At the core of farm management is decision making, a skill that requires discipline, practice and a process to become good at it.

To help growers and advisers improve this skill, a booklet has been published - Farm Decision MakingThe interaction of personality, farm business and risk to make more informed decisions.

Available at this link, it collates insights and experiences from the Grain & Graze program, funded by the Grains Research and Development Corporation (GRDC), and includes theory, practical examples and activities.

GRDC Western Regional Panel member Jules Alvaro says a new booklet Farm Decision Making, produced by the Grain & Graze program and the GRDC, examines the drivers behind decision making in mixed farming businesses.

GRDC Western Regional Panel member and Merredin grower Jules Alvaro, who is a Grain & Graze 3 (G&G3) farm business discussion group member, said the booklet was compiled by G&G3 coordinator Cam Nicholson, of Nicon Rural Services, with contributions from other coordinators.
  

Ms Alvaro said the contents of the booklet were based loosely on four concepts that the Grain & Graze program had identified as crucial for good decision making.

“One concept is around risk - many decisions relating to adjustments to enterprise mix do not consider or calculate the change to the risk profile of the business,” she said.

Ms Alvaro said the second concept was about how human nature could confound the most logical analysis and argument.

“An appreciation of how people’s values, goals, biases and personalities influence their decisions is essential for advisers to understand how to craft a message that will resonate with them,” she said.

“Thirdly, farming businesses operate within a set of basic operating principles.

“Understanding these principles is critical to ensure that advice and decisions do not jeopardise the goals and objectives of the business and that resources are allocated appropriately.

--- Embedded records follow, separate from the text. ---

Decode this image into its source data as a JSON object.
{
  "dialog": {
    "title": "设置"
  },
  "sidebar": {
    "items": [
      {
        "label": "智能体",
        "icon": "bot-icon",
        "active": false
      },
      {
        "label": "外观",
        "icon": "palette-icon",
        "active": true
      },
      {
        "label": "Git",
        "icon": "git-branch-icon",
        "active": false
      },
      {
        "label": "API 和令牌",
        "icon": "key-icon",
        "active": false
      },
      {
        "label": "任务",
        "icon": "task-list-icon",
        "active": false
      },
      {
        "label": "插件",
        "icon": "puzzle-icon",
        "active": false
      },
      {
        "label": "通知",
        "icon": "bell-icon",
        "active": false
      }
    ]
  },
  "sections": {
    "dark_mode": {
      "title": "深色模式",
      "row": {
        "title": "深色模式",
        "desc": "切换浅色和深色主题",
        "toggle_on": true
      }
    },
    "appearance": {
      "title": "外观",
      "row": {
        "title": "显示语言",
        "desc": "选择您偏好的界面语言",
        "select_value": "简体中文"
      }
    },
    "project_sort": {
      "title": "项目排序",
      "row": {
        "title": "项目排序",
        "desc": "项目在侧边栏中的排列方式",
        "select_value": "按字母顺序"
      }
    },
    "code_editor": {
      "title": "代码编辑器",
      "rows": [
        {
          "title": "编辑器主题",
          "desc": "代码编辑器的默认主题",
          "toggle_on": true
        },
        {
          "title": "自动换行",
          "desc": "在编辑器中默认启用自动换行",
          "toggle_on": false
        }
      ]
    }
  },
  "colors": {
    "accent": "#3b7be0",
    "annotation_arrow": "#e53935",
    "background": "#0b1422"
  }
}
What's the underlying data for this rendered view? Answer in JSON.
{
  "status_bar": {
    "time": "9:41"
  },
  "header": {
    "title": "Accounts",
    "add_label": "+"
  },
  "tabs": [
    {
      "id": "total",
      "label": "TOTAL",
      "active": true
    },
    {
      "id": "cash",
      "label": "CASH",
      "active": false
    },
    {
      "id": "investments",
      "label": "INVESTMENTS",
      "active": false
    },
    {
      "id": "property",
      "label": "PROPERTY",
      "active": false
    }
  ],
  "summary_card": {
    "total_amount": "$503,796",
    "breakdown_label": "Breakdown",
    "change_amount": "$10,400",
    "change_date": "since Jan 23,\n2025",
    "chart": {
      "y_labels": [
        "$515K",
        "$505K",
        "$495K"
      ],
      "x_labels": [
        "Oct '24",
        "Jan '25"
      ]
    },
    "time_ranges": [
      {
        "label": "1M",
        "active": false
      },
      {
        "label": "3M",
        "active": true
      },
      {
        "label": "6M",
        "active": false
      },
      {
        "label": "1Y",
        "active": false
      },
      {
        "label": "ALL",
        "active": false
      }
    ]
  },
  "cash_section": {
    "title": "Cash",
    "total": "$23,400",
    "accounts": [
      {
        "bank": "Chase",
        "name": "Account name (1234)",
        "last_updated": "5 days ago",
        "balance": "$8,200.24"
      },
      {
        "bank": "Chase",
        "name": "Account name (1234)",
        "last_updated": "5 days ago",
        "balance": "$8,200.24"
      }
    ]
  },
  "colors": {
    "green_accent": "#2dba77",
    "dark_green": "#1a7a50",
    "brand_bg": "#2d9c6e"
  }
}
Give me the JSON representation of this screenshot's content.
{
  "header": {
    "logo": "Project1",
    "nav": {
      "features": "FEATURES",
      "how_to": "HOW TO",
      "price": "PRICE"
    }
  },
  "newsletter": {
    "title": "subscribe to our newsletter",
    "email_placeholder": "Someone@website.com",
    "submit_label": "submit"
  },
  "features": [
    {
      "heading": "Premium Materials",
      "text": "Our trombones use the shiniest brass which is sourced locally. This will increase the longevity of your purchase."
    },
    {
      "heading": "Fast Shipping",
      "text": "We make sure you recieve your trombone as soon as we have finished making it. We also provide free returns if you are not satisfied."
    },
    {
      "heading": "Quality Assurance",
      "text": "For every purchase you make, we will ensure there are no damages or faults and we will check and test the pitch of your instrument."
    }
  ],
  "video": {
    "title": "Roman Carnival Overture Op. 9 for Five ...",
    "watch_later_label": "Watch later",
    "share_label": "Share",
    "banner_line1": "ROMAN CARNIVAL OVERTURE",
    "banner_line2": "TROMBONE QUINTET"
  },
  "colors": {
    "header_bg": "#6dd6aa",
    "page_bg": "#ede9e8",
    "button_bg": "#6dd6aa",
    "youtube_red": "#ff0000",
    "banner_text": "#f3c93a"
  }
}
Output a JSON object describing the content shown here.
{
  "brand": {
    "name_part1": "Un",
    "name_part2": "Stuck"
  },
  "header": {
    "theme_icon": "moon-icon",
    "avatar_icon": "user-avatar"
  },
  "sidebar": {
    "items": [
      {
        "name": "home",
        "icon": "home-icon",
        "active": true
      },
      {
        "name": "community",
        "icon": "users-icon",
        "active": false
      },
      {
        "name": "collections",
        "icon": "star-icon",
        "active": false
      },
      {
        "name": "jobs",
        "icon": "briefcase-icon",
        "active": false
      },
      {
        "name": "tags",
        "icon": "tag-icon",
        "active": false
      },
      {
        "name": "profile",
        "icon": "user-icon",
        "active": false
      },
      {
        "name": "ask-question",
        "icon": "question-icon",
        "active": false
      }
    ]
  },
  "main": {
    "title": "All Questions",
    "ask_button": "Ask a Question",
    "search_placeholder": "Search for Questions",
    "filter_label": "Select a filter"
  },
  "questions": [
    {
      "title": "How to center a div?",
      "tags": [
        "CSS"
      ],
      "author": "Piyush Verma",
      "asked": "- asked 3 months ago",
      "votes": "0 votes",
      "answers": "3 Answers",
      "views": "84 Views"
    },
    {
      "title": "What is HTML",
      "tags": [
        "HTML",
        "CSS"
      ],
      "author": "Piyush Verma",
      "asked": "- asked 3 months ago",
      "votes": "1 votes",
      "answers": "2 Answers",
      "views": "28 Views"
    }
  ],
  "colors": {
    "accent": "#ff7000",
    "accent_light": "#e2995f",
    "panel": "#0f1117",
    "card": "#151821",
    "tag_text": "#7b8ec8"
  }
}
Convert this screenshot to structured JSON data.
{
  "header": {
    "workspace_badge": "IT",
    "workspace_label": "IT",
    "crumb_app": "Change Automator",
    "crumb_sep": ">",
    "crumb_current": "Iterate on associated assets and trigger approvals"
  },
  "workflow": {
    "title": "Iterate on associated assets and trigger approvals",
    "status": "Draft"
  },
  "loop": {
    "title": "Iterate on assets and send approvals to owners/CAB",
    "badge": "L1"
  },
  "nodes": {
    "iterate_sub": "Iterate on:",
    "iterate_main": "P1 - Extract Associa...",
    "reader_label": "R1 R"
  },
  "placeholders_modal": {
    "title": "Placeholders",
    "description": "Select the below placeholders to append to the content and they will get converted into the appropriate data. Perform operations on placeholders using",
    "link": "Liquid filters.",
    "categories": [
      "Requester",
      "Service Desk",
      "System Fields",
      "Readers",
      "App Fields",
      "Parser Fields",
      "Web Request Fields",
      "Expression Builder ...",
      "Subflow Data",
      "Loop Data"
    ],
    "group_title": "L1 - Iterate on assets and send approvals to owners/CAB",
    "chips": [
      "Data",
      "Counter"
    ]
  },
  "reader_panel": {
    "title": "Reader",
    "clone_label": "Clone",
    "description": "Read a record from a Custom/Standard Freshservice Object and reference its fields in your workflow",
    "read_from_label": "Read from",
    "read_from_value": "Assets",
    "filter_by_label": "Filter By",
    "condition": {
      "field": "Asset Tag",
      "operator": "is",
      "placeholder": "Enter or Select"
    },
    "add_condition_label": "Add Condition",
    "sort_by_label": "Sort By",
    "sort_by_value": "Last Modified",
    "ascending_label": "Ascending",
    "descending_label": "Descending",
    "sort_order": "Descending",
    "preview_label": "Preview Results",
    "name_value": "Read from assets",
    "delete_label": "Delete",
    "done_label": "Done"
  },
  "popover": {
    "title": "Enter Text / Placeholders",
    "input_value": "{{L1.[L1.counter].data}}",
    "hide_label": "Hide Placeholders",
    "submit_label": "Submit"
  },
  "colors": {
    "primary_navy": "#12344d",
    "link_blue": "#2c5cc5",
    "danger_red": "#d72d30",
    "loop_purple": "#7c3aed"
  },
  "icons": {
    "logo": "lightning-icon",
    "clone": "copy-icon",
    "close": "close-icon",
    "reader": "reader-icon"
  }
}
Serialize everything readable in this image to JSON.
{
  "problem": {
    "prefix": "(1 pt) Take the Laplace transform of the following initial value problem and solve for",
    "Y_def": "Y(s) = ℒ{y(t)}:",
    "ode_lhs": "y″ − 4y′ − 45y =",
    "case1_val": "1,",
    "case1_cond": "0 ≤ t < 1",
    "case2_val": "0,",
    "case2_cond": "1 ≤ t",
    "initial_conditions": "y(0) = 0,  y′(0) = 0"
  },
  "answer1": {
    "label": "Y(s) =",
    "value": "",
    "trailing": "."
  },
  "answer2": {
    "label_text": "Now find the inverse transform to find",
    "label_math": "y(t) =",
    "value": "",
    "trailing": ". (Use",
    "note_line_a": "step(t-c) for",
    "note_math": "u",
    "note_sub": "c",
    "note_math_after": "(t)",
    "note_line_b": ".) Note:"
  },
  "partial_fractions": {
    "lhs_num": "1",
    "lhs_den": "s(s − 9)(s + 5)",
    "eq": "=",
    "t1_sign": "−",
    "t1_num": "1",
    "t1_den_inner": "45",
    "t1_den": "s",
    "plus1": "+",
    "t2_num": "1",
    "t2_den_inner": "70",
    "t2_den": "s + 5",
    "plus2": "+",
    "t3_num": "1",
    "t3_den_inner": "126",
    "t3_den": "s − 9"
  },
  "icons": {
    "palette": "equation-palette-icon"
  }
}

“Finally, the booklet aims to strengthen the awareness of and approaches to decision making, taking into account the other factors of risk, personalities and farm business basics.”

Ms Alvaro said the G&G3 website, which can be accessed via this link, was another source of information including a series of case studies. Advisers could also go to the website to order a resource kit with materials and facilitation notes so they could conduct short exercises with their clients.

G&G3 is the third phase of the long-term mixed farming program Grain & Graze which commenced in 2003.

Since then, there have been considerable advances in the understanding of grazing crops, how to integrate livestock and cropping on farms and the management challenges and risks of operating a complex farming system.

Contact Details

For Interviews

Jules Alvaro, Western Regional Panel
0429 141 668
julpep@bigpond.com

Cam Nicholson, G&G3
03 5258 3860
nicon@pipeline.com.au

Contact

Natalie Lee, Cox Inall Communications
08 9864 2034, 0427 189 827
nataliel@coxinall.com.au

GRDC Project Code SFS00028

Region West